There were also scenes / ideas that we created on the fly. It was always about having a post-apocalyptic vibe on the roof. The key to the flashback scenes -- both the bathroom and the office -- was to push into totally different emotional and visual territory. This helped Harlan, our actor, bring out more colors in the piece, and also allows the audience to fill in the gaps between: a) desolate roof b) bloody hands and c) flicking through photos in the office.
Amen to that Mark!
Yeah, dude. You killed it. Excited for the next one.
Ha! We recorded sound on exactly three shots, and then didn't use any of it. All the sound was done in post.
Let's also add Spike Jonze and P.T. Anderson to your list of lazy and unresourceful filmmakers. Or how about Albert Maysles, Werner Herzog? A pretty distinguished list of bush-leaguers, I'd say.
Or, maybe... You push yourself to make great art.
In case you forgot, I actually led the whole section by suggesting that you produce well enough that stealing locations isn't a necessity. And preparation has been a major theme in all the posts in this series.
Lastly, take a look at the video I posted. Tell me how sneaking into that warehouse hurt the local film community. Please.

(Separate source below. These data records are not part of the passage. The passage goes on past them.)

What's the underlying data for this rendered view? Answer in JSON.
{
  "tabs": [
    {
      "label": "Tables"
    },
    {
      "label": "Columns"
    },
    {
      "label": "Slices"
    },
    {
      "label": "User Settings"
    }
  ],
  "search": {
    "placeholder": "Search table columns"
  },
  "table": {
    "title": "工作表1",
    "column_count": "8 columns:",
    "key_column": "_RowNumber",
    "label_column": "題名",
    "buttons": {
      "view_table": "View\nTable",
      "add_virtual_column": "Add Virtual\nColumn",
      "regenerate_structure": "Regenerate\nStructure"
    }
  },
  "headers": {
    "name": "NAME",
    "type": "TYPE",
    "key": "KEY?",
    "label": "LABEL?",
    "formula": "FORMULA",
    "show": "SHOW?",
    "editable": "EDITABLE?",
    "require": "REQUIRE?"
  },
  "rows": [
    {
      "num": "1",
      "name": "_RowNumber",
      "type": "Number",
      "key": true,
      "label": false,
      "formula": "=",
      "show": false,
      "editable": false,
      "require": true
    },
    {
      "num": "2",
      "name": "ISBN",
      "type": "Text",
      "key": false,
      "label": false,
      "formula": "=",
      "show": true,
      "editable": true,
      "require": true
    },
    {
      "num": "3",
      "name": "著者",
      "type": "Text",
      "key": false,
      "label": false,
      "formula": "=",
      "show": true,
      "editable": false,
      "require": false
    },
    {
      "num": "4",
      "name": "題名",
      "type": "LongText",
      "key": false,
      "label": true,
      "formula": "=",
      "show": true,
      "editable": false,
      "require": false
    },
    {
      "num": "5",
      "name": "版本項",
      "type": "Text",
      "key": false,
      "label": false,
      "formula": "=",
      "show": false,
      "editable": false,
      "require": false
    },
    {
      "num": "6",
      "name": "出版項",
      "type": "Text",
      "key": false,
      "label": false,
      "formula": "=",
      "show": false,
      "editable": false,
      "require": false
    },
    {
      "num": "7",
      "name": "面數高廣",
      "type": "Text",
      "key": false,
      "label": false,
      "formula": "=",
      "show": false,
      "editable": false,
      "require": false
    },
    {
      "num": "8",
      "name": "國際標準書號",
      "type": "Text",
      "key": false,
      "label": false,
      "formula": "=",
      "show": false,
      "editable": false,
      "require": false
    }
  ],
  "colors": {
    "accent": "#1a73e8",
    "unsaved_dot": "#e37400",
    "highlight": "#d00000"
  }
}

That's the beauty of the moment we're in film-wise. Many people dont suspect that a DSLR is actually rolling footage so you're able to get shots as a one man band that you couldn't get any other way. But as Alex points out: be careful.